efficiency or input is gratifying, it becomes much less so if it is for things we feel we have to do
as a part of our work responsibilities. Or for skills which we do have, but which we consider
trivial, because they stifle our greater talents, and hide our true worth.
It is likely that rats don’t suffer too much from superficial, artificial or forced connection. But
human beings need genuine, authentic bonding. While admittedly the world is not short of
superficial individuals, or ones with huge egos, even these people, whether they are aware of it
or not, crave a space in which they can just be themselves.
Human beings are also tribal creatures. People need community. We feel a need to belong.
People speak of “finding their tribe”. That’s why simply being among people, surrounded by
others, doesn’t necessarily create connection. We can feel like the proverbial “fish out of water”.
Sometimes we have to work to seek out the companions we value.
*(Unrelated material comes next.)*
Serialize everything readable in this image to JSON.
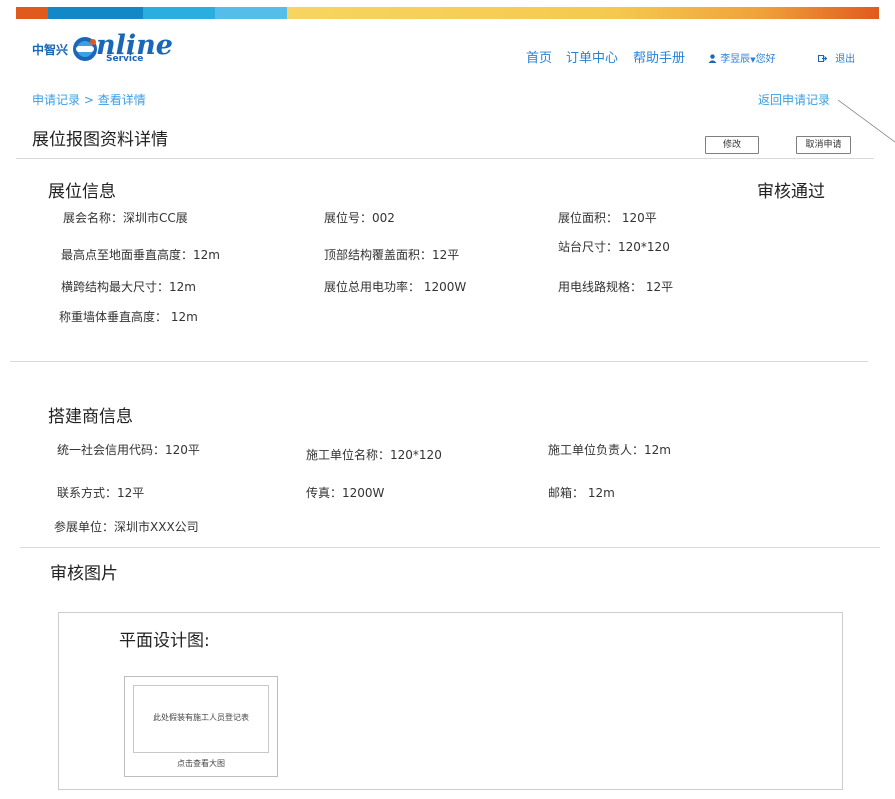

And in modern-day society,
this task can feel a bit like swimming upstream.
On a very basic level, or course, people yearn for a strong sense of connection to life as a whole.
A bond with the greater whole. There’s a line from a song by the band Extreme, which goes:
“Stop the world! Stop the world! I wanna get on!” It can be easy to feel sidelined, unable to take
part in society, in life, in the way we aspire to. Feeling involved, useful, and contributing
something of value to others, is another fundamental need for most people. Sometimes we can
feel like outsiders looking in – the world and the flow of life never stop, but we feel we’re not a
part of them – we want in on all the action, but we feel somehow cut off. So people create their
own worlds in which to be someone, and with others – I speak, for example, of the universes of
influencers, Instagram stars with huge followings, or Youtube personalities. But these are not
real connection either – and can become addictive in their own right!
Can Reconnecting Really Help with Addiction?
How does this help with addiction, you may ask? Not everything in life is rocket science. People
take drugs or drink because they feel unhappy. Unhappiness is emotional pain. Drugs can help
cope with that pain – albeit not sustainably.
Connection helps both prevent and lessen emotional pain. There is a natural joy in togetherness
and sharing. Enthusiasm and zest for life come from connection to like-minded souls, society,
pets, or nature. Meaning and purpose come from connection with a cause, a project, a team.
Connection can’t be created with the wave of a magic want. But we can ask ourselves what kind
of connection is lacking in our lives. It could be as simple as we want to be less alone! Or it
could be better employment, where we work as part of a team. It could be friends to play sports
with, or share a passion. Maybe we seek people with similar interests. Perhaps volunteering for a
cause would help. Or it could be we just want to connect more to our own selves. The feeling of
having become distance from our own selves, from who we truly are, is almost ubiquitous
among those suffering from addiction. Worse, we may feel we have become a different version
of ourselves, one that does not honour who we are, and even betrays us. But this would be a topic
Connections that support and nourish people don’t usually miraculously appear. If we have
become isolated, disconnected, and are no longer engaging in society or reaching out to others,
the road back to connection can be quite a journey. Identifying what we feel is missing, it
becomes easier to take action to remedy the situation.
With all of the above being said, there are a great many substances out there, legal or illegal,
which genuinely are highly addictive. Though in themselves they may not be the root cause of
addiction, once a pattern of substance abuse sets in, we are on a very slippery slope. If you or a
loved one are going through this, connect with us at Kembali and find out how we can help.